Alternating between two time periods, the Great Depression in 1936 and World War I in 1918, Clare Vanderpool tells the story of the small fictional town of Manifest in southeastern Kansas. Nominally, it’s the story of 12-year-old Abilene Tucker, who has spent her life traveling the rails with her father, Gideon. Then, soon after her 12th birthday, he up and sends her back to Manifest, a town he’s never talked about but has some connection with, to live with an old friend of his so he can go work in Nebraska. Feeling abandoned, Abilene decides what she needs to do is figure out what connection her dad has with this town, and why he’s sent her there. She ends up working for an old Hungarian fortune teller, and in return she tells Abilene stories, slowly unveiling the mystery of her father’s past. It’s by digging up the past that Abilene manages to pull a town that was slowly falling apart back together.

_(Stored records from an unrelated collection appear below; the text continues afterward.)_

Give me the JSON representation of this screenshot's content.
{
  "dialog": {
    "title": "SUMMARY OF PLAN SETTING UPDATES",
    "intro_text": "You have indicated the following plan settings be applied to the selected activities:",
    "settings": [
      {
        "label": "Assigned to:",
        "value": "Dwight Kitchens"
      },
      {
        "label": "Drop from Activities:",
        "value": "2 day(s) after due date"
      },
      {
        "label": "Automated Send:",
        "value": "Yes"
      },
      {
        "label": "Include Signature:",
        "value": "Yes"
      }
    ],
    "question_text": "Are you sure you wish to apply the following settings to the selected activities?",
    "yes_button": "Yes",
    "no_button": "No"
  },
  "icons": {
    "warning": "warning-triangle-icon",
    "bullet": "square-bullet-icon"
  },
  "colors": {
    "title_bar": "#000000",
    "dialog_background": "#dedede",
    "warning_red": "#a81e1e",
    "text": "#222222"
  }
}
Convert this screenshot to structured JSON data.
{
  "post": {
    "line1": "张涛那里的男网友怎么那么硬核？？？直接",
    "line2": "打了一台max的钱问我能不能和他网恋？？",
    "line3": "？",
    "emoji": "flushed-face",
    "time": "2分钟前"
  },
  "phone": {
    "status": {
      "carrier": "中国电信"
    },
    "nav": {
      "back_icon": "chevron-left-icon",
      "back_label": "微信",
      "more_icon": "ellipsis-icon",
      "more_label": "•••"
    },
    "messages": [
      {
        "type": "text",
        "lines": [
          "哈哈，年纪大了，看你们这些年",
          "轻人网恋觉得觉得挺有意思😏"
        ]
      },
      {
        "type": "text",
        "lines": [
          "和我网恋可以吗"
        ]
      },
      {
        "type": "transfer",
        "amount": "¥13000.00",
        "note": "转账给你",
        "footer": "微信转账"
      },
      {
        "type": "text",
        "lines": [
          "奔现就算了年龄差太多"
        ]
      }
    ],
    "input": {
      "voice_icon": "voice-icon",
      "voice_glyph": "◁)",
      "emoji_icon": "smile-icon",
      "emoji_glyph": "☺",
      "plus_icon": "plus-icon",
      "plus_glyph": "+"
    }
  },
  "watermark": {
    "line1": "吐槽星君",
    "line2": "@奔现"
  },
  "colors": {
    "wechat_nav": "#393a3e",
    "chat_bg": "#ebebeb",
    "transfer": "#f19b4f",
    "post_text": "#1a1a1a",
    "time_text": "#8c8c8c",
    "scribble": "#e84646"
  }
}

It’s an excellent portrait of a time and a place, making Kansas come alive rather than just being an Everyplace like it usually is in novels. (We need someplace noncommittal. How about Kansas?) I could tell that Vanderpool knows her stuff (well, she is a native Kansan; in the author’s note, she says that this was based on memories of her grandparents) and loves the place and its small, rural towns. Additionally, she’s created some winning characters: Abilene is a smart, feisty girl, one with a nose for adventure. But it’s not solely a “girl” book: the two main characters from 1918, Jinx and Ned, are just as engaging as the girls from 1936. Vanderpool manages to balance the two time periods, capturing the essence of each, and transitions seamlessly between them.
It’s a very captivating read, well worth the Newbery award it won.
Rated: Mild, for some mild swearing.